Paris’s longtime queen of knitwear Sonia Rykiel revealed today that she has been suffering from Parkinson’s disease for the past 15 years. The reveal comes direct from Rykiel’s just-released-in-France book N’Oubliez Pas Que Je Joue (translation: Don’t Forget It’s a Game) co-authored by French journalist Judith Perrignon. Rykiel had decided to speak out because she could no longer mask the symptoms of the degenerative disorder.
In the book, Rykiel assigns the code ”P de P” (“Putain de Parkinson” or “bitch of Parkinson’s” in English) to the disease, amidst frank writing about living with it. She reveals that for years, her colleagues at her fashion house (which her daughter Nathalie took helm of in 1995) helped keep the secret by attempting to prevent photographs from being taken of her using her walking cane. “I don’t want to show my pain. I resisted, I hesitated, I tried to be invisible, to pretend that nothing was wrong. It’s impossible; it’s not like me,” she writes.
Whether it was done to hide her pain or an attempt to protect her resilient image, the sad secret couldn’t have been easy to keep. We applaud Rykiel’s bravery and hope her story will help raise awareness to the importance of finding a cure to make Parkinson’s a thing of the past.
Huffington Post: “The book, co-written by French journalist Judith Perrignon, will shed light on the secret despite Rykiel’s long-held resistance. As Perrignon writes (and we roughly translated), “I force [open] the door quietly of her memories, I am interfering between her and her character […] It’s time to tell her secret, to explain what prevents it, why she trembles and hides. All her life, she played with the truth, she can not speak for it. That is why I’m here.” [Huffington Post]
Fashionista: “Though the 81-year-old designer appeared increasingly frail in public, it seems very few knew of her struggle with Parkinson’s.” [Fashionista]

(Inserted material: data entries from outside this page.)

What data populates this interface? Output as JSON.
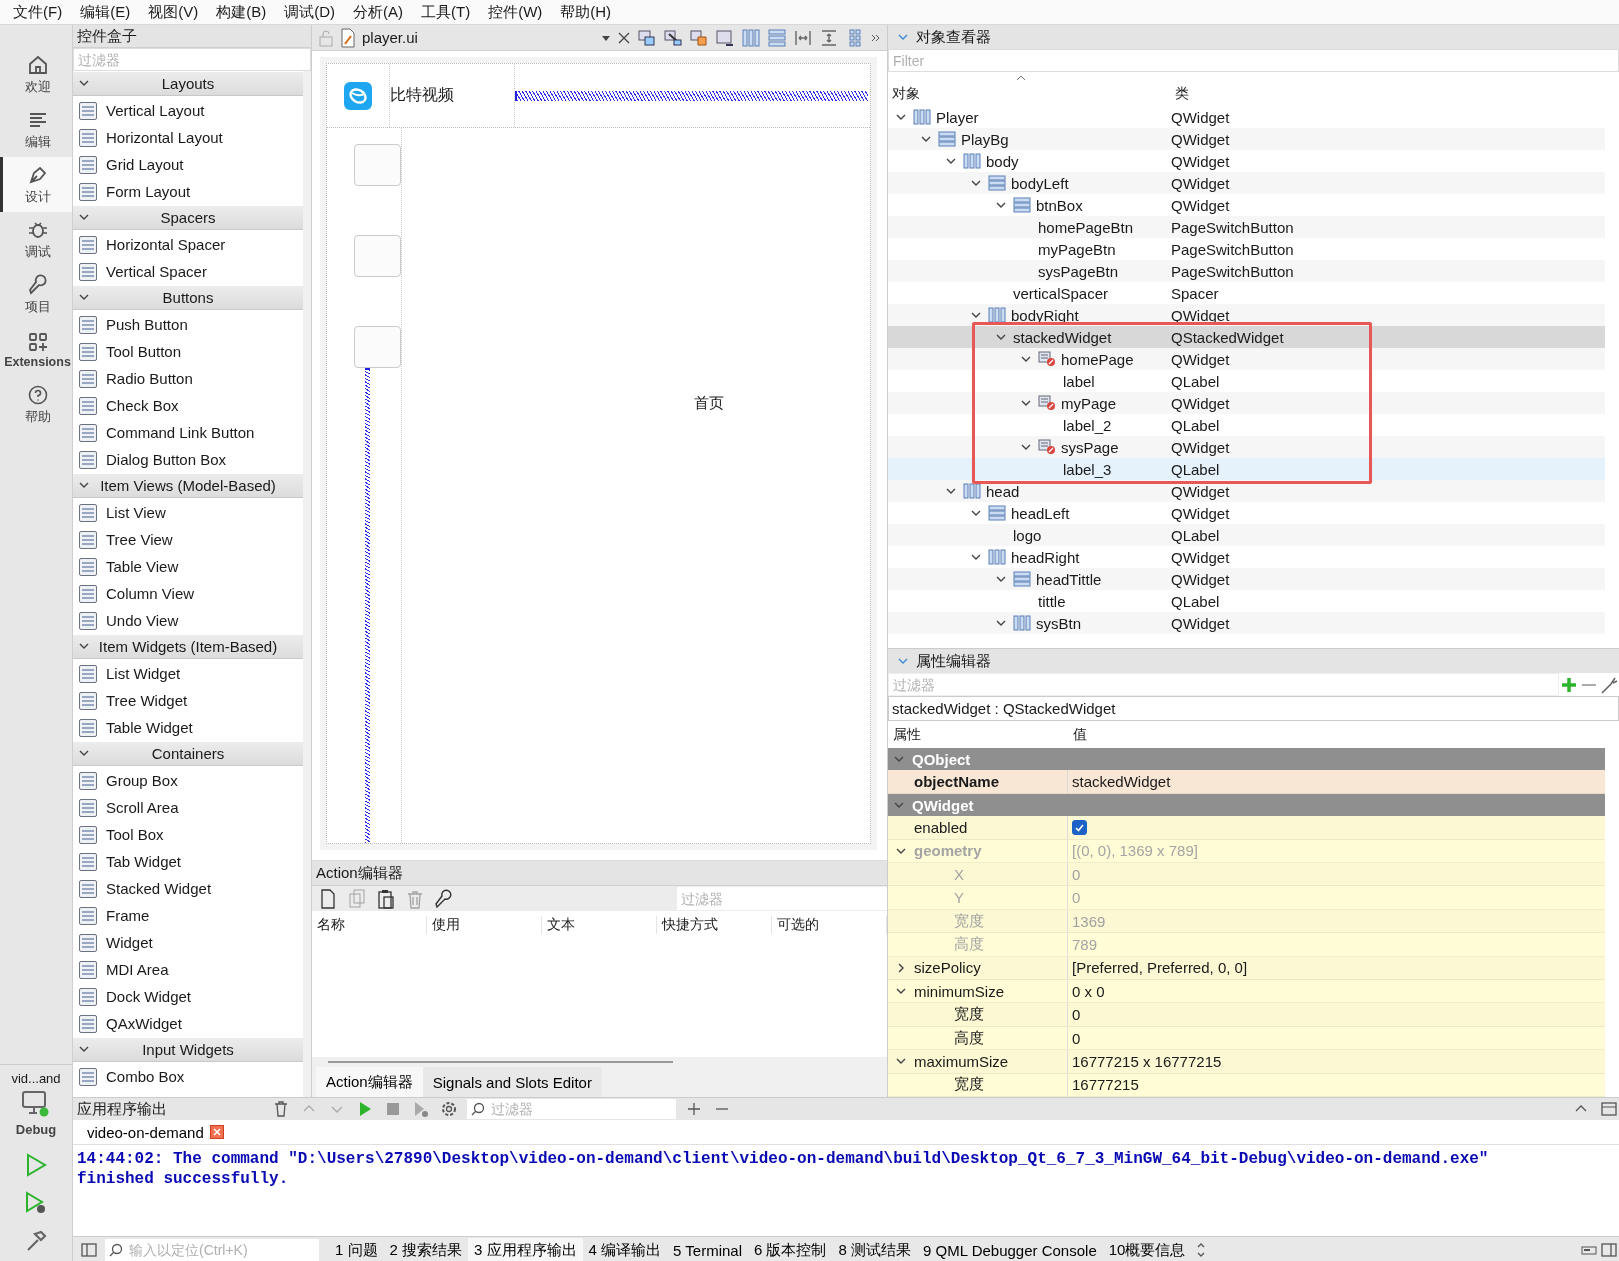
{
  "menu": [
    "文件(F)",
    "编辑(E)",
    "视图(V)",
    "构建(B)",
    "调试(D)",
    "分析(A)",
    "工具(T)",
    "控件(W)",
    "帮助(H)"
  ],
  "mode_bar": {
    "items": [
      {
        "label": "欢迎",
        "kind": "home",
        "selected": false
      },
      {
        "label": "编辑",
        "kind": "edit",
        "selected": false
      },
      {
        "label": "设计",
        "kind": "design",
        "selected": true
      },
      {
        "label": "调试",
        "kind": "debug",
        "selected": false
      },
      {
        "label": "项目",
        "kind": "project",
        "selected": false
      },
      {
        "label": "Extensions",
        "kind": "extensions",
        "selected": false
      },
      {
        "label": "帮助",
        "kind": "help",
        "selected": false
      }
    ],
    "project": "vid...and",
    "build_config": "Debug"
  },
  "widget_box": {
    "title": "控件盒子",
    "filter": {
      "placeholder": "过滤器"
    },
    "categories": [
      {
        "name": "Layouts",
        "expanded": true,
        "items": [
          "Vertical Layout",
          "Horizontal Layout",
          "Grid Layout",
          "Form Layout"
        ]
      },
      {
        "name": "Spacers",
        "expanded": true,
        "items": [
          "Horizontal Spacer",
          "Vertical Spacer"
        ]
      },
      {
        "name": "Buttons",
        "expanded": true,
        "items": [
          "Push Button",
          "Tool Button",
          "Radio Button",
          "Check Box",
          "Command Link Button",
          "Dialog Button Box"
        ]
      },
      {
        "name": "Item Views (Model-Based)",
        "expanded": true,
        "items": [
          "List View",
          "Tree View",
          "Table View",
          "Column View",
          "Undo View"
        ]
      },
      {
        "name": "Item Widgets (Item-Based)",
        "expanded": true,
        "items": [
          "List Widget",
          "Tree Widget",
          "Table Widget"
        ]
      },
      {
        "name": "Containers",
        "expanded": true,
        "items": [
          "Group Box",
          "Scroll Area",
          "Tool Box",
          "Tab Widget",
          "Stacked Widget",
          "Frame",
          "Widget",
          "MDI Area",
          "Dock Widget",
          "QAxWidget"
        ]
      },
      {
        "name": "Input Widgets",
        "expanded": true,
        "items": [
          "Combo Box"
        ]
      }
    ]
  },
  "designer": {
    "file": "player.ui",
    "form": {
      "title": "比特视频",
      "page_label": "首页"
    }
  },
  "action_editor": {
    "title": "Action编辑器",
    "filter": {
      "placeholder": "过滤器"
    },
    "columns": [
      "名称",
      "使用",
      "文本",
      "快捷方式",
      "可选的"
    ],
    "tabs": [
      {
        "label": "Action编辑器",
        "selected": true
      },
      {
        "label": "Signals and Slots Editor",
        "selected": false
      }
    ]
  },
  "object_inspector": {
    "title": "对象查看器",
    "filter": {
      "placeholder": "Filter"
    },
    "columns": [
      "对象",
      "类"
    ],
    "tree": [
      {
        "name": "Player",
        "class": "QWidget",
        "kind": "hbox",
        "expanded": true,
        "selected": false,
        "hovered": false,
        "children": [
          {
            "name": "PlayBg",
            "class": "QWidget",
            "kind": "vbox",
            "expanded": true,
            "selected": false,
            "hovered": false,
            "children": [
              {
                "name": "body",
                "class": "QWidget",
                "kind": "hbox",
                "expanded": true,
                "selected": false,
                "hovered": false,
                "children": [
                  {
                    "name": "bodyLeft",
                    "class": "QWidget",
                    "kind": "vbox",
                    "expanded": true,
                    "selected": false,
                    "hovered": false,
                    "children": [
                      {
                        "name": "btnBox",
                        "class": "QWidget",
                        "kind": "vbox",
                        "expanded": true,
                        "selected": false,
                        "hovered": false,
                        "children": [
                          {
                            "name": "homePageBtn",
                            "class": "PageSwitchButton",
                            "selected": false,
                            "hovered": false
                          },
                          {
                            "name": "myPageBtn",
                            "class": "PageSwitchButton",
                            "selected": false,
                            "hovered": false
                          },
                          {
                            "name": "sysPageBtn",
                            "class": "PageSwitchButton",
                            "selected": false,
                            "hovered": false
                          }
                        ]
                      },
                      {
                        "name": "verticalSpacer",
                        "class": "Spacer",
                        "selected": false,
                        "hovered": false
                      }
                    ]
                  },
                  {
                    "name": "bodyRight",
                    "class": "QWidget",
                    "kind": "hbox",
                    "expanded": true,
                    "selected": false,
                    "hovered": false,
                    "children": [
                      {
                        "name": "stackedWidget",
                        "class": "QStackedWidget",
                        "expanded": true,
                        "selected": true,
                        "hovered": false,
                        "children": [
                          {
                            "name": "homePage",
                            "class": "QWidget",
                            "kind": "page",
                            "expanded": true,
                            "selected": false,
                            "hovered": false,
                            "children": [
                              {
                                "name": "label",
                                "class": "QLabel",
                                "selected": false,
                                "hovered": false
                              }
                            ]
                          },
                          {
                            "name": "myPage",
                            "class": "QWidget",
                            "kind": "page",
                            "expanded": true,
                            "selected": false,
                            "hovered": false,
                            "children": [
                              {
                                "name": "label_2",
                                "class": "QLabel",
                                "selected": false,
                                "hovered": false
                              }
                            ]
                          },
                          {
                            "name": "sysPage",
                            "class": "QWidget",
                            "kind": "page",
                            "expanded": true,
                            "selected": false,
                            "hovered": false,
                            "children": [
                              {
                                "name": "label_3",
                                "class": "QLabel",
                                "selected": false,
                                "hovered": true
                              }
                            ]
                          }
                        ]
                      }
                    ]
                  }
                ]
              },
              {
                "name": "head",
                "class": "QWidget",
                "kind": "hbox",
                "expanded": true,
                "selected": false,
                "hovered": false,
                "children": [
                  {
                    "name": "headLeft",
                    "class": "QWidget",
                    "kind": "vbox",
                    "expanded": true,
                    "selected": false,
                    "hovered": false,
                    "children": [
                      {
                        "name": "logo",
                        "class": "QLabel",
                        "selected": false,
                        "hovered": false
                      }
                    ]
                  },
                  {
                    "name": "headRight",
                    "class": "QWidget",
                    "kind": "hbox",
                    "expanded": true,
                    "selected": false,
                    "hovered": false,
                    "children": [
                      {
                        "name": "headTittle",
                        "class": "QWidget",
                        "kind": "vbox",
                        "expanded": true,
                        "selected": false,
                        "hovered": false,
                        "children": [
                          {
                            "name": "tittle",
                            "class": "QLabel",
                            "selected": false,
                            "hovered": false
                          }
                        ]
                      },
                      {
                        "name": "sysBtn",
                        "class": "QWidget",
                        "kind": "hbox",
                        "expanded": true,
                        "selected": false,
                        "hovered": false
                      }
                    ]
                  }
                ]
              }
            ]
          }
        ]
      }
    ]
  },
  "property_editor": {
    "title": "属性编辑器",
    "filter": {
      "placeholder": "过滤器"
    },
    "object": "stackedWidget : QStackedWidget",
    "columns": [
      "属性",
      "值"
    ],
    "groups": [
      {
        "name": "QObject",
        "color": "#fdebd8",
        "expanded": true,
        "rows": [
          {
            "name": "objectName",
            "value": "stackedWidget",
            "kind": "text",
            "modified": true,
            "disabled": false
          }
        ]
      },
      {
        "name": "QWidget",
        "color": "#fffcd6",
        "expanded": true,
        "rows": [
          {
            "name": "enabled",
            "kind": "checkbox",
            "checked": true,
            "modified": false,
            "disabled": false
          },
          {
            "name": "geometry",
            "value": "[(0, 0), 1369 x 789]",
            "kind": "text",
            "modified": true,
            "disabled": true,
            "expanded": true,
            "children": [
              {
                "name": "X",
                "value": "0",
                "kind": "text",
                "modified": false,
                "disabled": true
              },
              {
                "name": "Y",
                "value": "0",
                "kind": "text",
                "modified": false,
                "disabled": true
              },
              {
                "name": "宽度",
                "value": "1369",
                "kind": "text",
                "modified": false,
                "disabled": true
              },
              {
                "name": "高度",
                "value": "789",
                "kind": "text",
                "modified": false,
                "disabled": true
              }
            ]
          },
          {
            "name": "sizePolicy",
            "value": "[Preferred, Preferred, 0, 0]",
            "kind": "text",
            "modified": false,
            "disabled": false,
            "expanded": false
          },
          {
            "name": "minimumSize",
            "value": "0 x 0",
            "kind": "text",
            "modified": false,
            "disabled": false,
            "expanded": true,
            "children": [
              {
                "name": "宽度",
                "value": "0",
                "kind": "text",
                "modified": false,
                "disabled": false
              },
              {
                "name": "高度",
                "value": "0",
                "kind": "text",
                "modified": false,
                "disabled": false
              }
            ]
          },
          {
            "name": "maximumSize",
            "value": "16777215 x 16777215",
            "kind": "text",
            "modified": false,
            "disabled": false,
            "expanded": true,
            "children": [
              {
                "name": "宽度",
                "value": "16777215",
                "kind": "text",
                "modified": false,
                "disabled": false
              }
            ]
          }
        ]
      }
    ]
  },
  "output": {
    "title": "应用程序输出",
    "filter": {
      "placeholder": "过滤器"
    },
    "tabs": [
      {
        "label": "video-on-demand",
        "selected": true
      }
    ],
    "lines": [
      "14:44:02: The command \"D:\\Users\\27890\\Desktop\\video-on-demand\\client\\video-on-demand\\build\\Desktop_Qt_6_7_3_MinGW_64_bit-Debug\\video-on-demand.exe\"",
      "finished successfully."
    ]
  },
  "status_bar": {
    "locator": {
      "placeholder": "输入以定位(Ctrl+K)"
    },
    "tabs": [
      {
        "label": "1 问题",
        "selected": false
      },
      {
        "label": "2 搜索结果",
        "selected": false
      },
      {
        "label": "3 应用程序输出",
        "selected": true
      },
      {
        "label": "4 编译输出",
        "selected": false
      },
      {
        "label": "5 Terminal",
        "selected": false
      },
      {
        "label": "6 版本控制",
        "selected": false
      },
      {
        "label": "8 测试结果",
        "selected": false
      },
      {
        "label": "9 QML Debugger Console",
        "selected": false
      },
      {
        "label": "10概要信息",
        "selected": false
      }
    ]
  }
}
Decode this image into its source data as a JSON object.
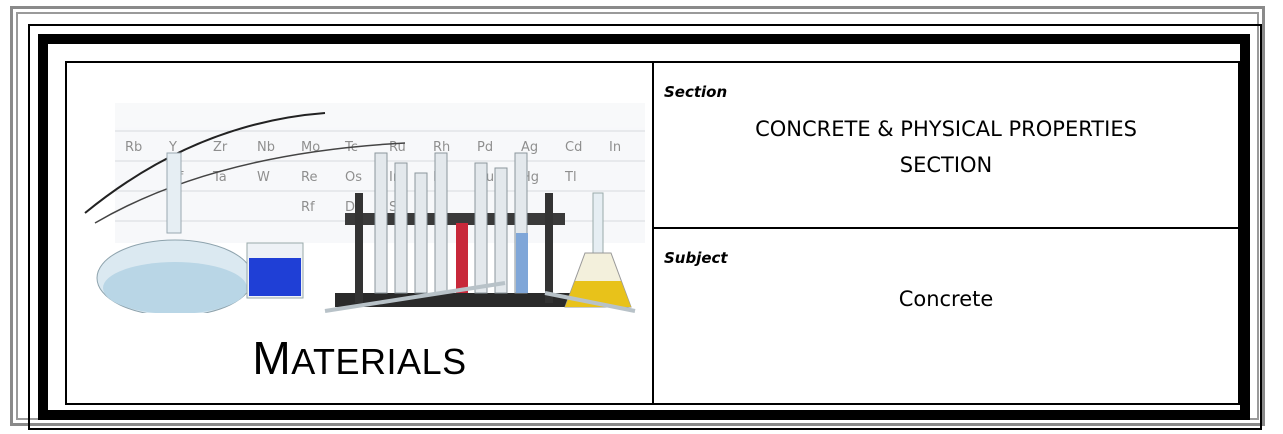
{
  "materials_title": {
    "first_letter": "M",
    "rest": "ATERIALS"
  },
  "section": {
    "label": "Section",
    "value": "CONCRETE & PHYSICAL PROPERTIES SECTION"
  },
  "subject": {
    "label": "Subject",
    "value": "Concrete"
  },
  "illustration": {
    "periodic_table_symbols": [
      "Rb",
      "Y",
      "Zr",
      "Nb",
      "Mo",
      "Tc",
      "Ru",
      "Rh",
      "Pd",
      "Ag",
      "Cd",
      "In",
      "Hf",
      "Ta",
      "W",
      "Re",
      "Os",
      "Ir",
      "Pt",
      "Au",
      "Hg",
      "Tl",
      "Rf",
      "Db",
      "Sg"
    ],
    "colors": {
      "blue_liquid": "#1f3fd6",
      "yellow_liquid": "#e8c21a",
      "red_liquid": "#c8283a",
      "glass": "#d8e6ee"
    }
  }
}
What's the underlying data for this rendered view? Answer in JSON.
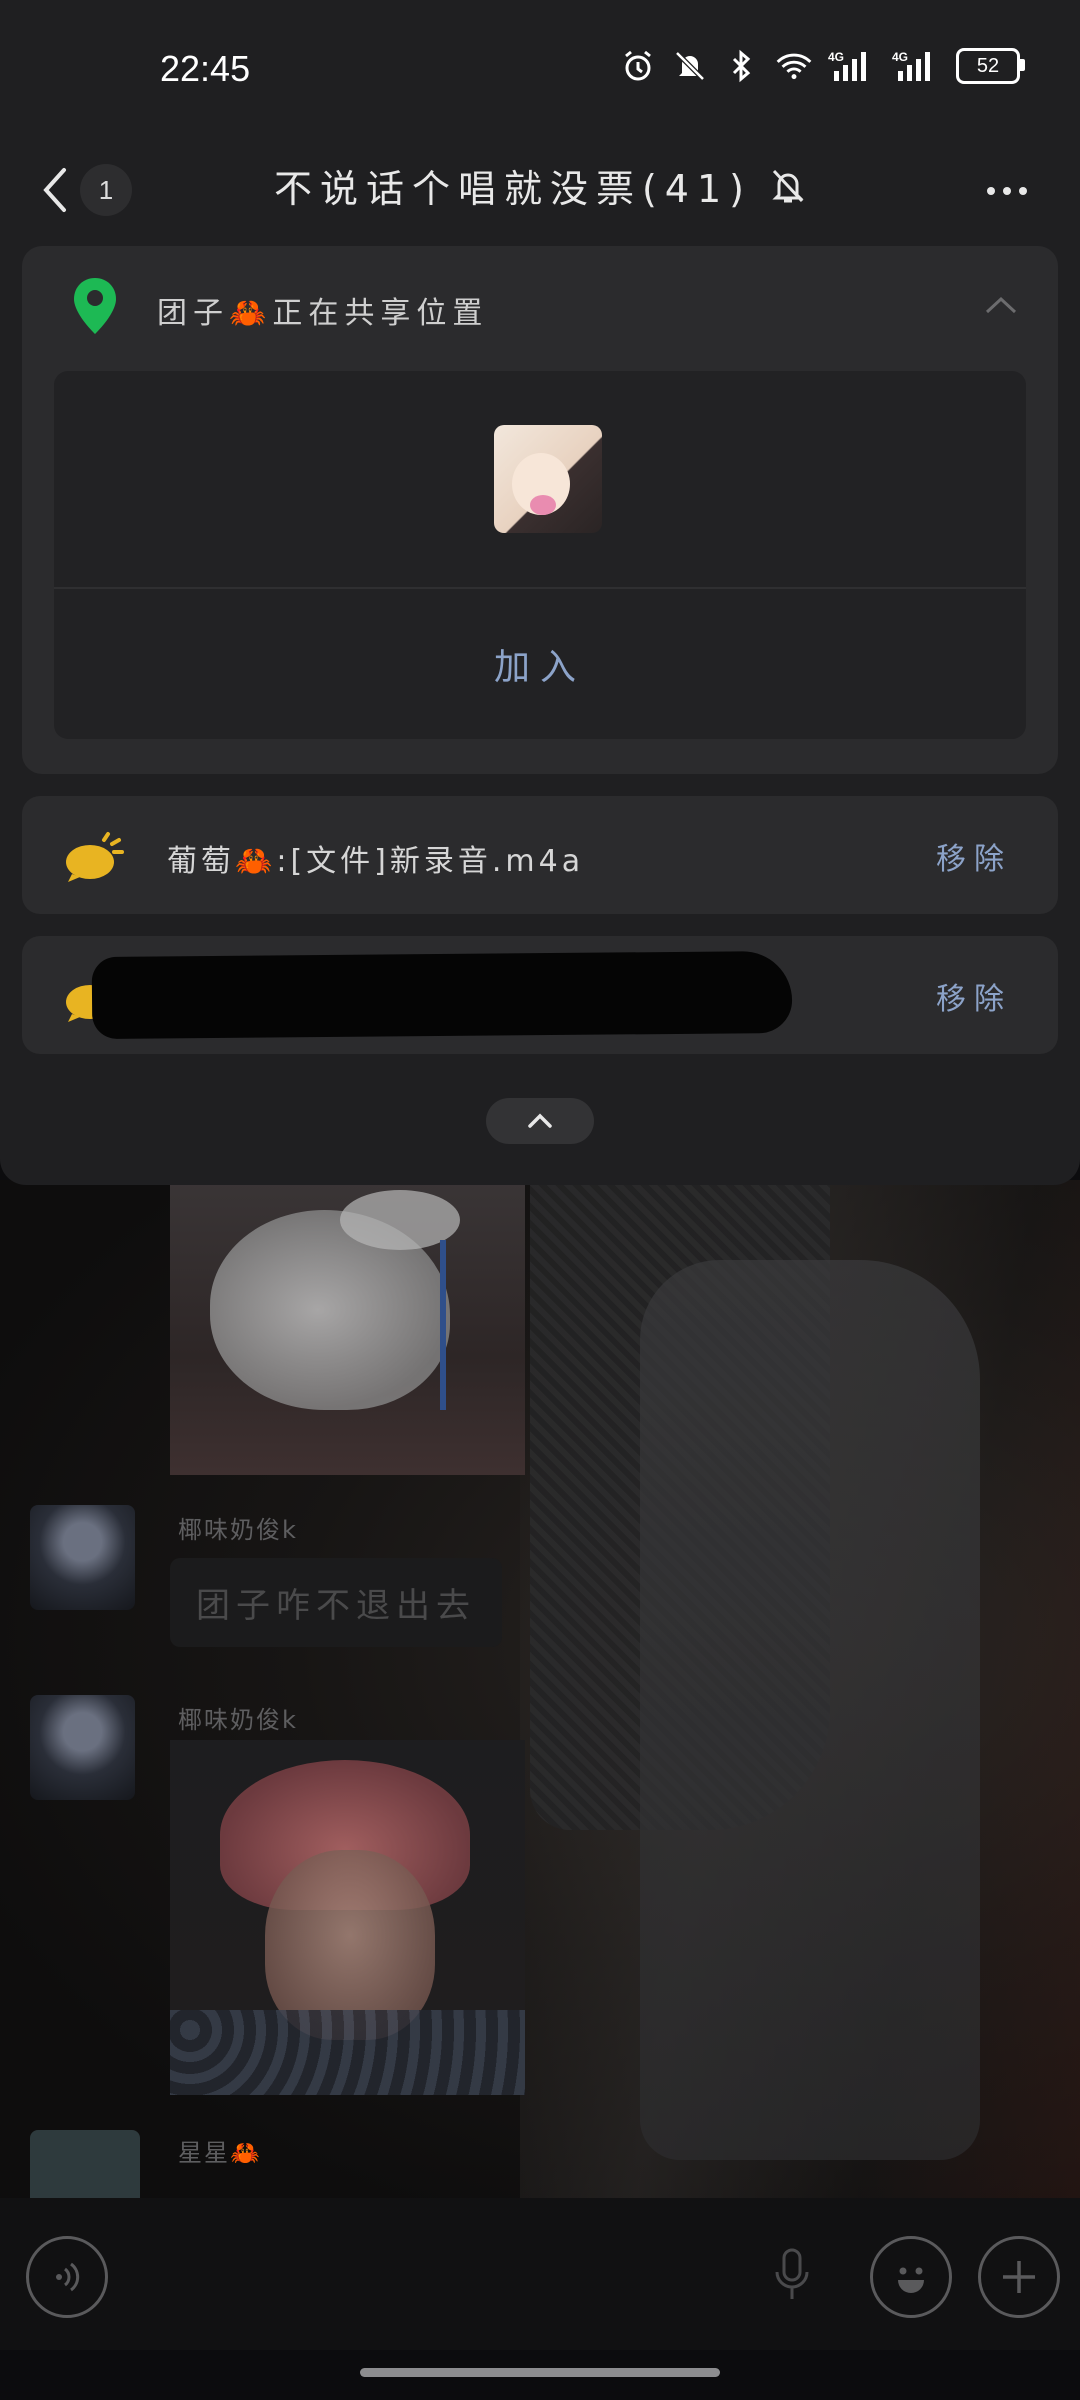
{
  "status_bar": {
    "time": "22:45",
    "battery": "52",
    "icons": [
      "alarm-icon",
      "mute-icon",
      "bluetooth-icon",
      "wifi-icon",
      "signal-4g-icon",
      "signal-4g-icon"
    ],
    "network_labels": [
      "4G",
      "4G"
    ]
  },
  "title_bar": {
    "unread_count": "1",
    "group_title": "不说话个唱就没票(41)",
    "muted_icon": "bell-off-icon"
  },
  "location_share": {
    "text": "团子🦀正在共享位置",
    "join_label": "加入"
  },
  "notices": [
    {
      "text": "葡萄🦀:[文件]新录音.m4a",
      "remove_label": "移除"
    },
    {
      "remove_label": "移除"
    }
  ],
  "chat": {
    "messages": [
      {
        "sender": "椰味奶俊k",
        "text": "团子咋不退出去"
      },
      {
        "sender": "椰味奶俊k"
      },
      {
        "sender": "星星🦀"
      }
    ]
  },
  "colors": {
    "accent": "#8ca3c9",
    "panel": "#1f1f21",
    "card": "#2b2b2d",
    "pin_green": "#1db954",
    "notice_yellow": "#e8b422"
  }
}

Bernadette Morra, editor-in-chief: “Sonia Rykiel was deemed the queen of knitwear by WWD back in 1970, just two years after she launched her label. She seemed to have an instinctive talent for branding both herself and her products, long before branding became a marketing buzzword. That makes me wonder whether she kept her secret so long because she didn’t want to show her pain, as she says, or because there was something about her image she was trying to protect.”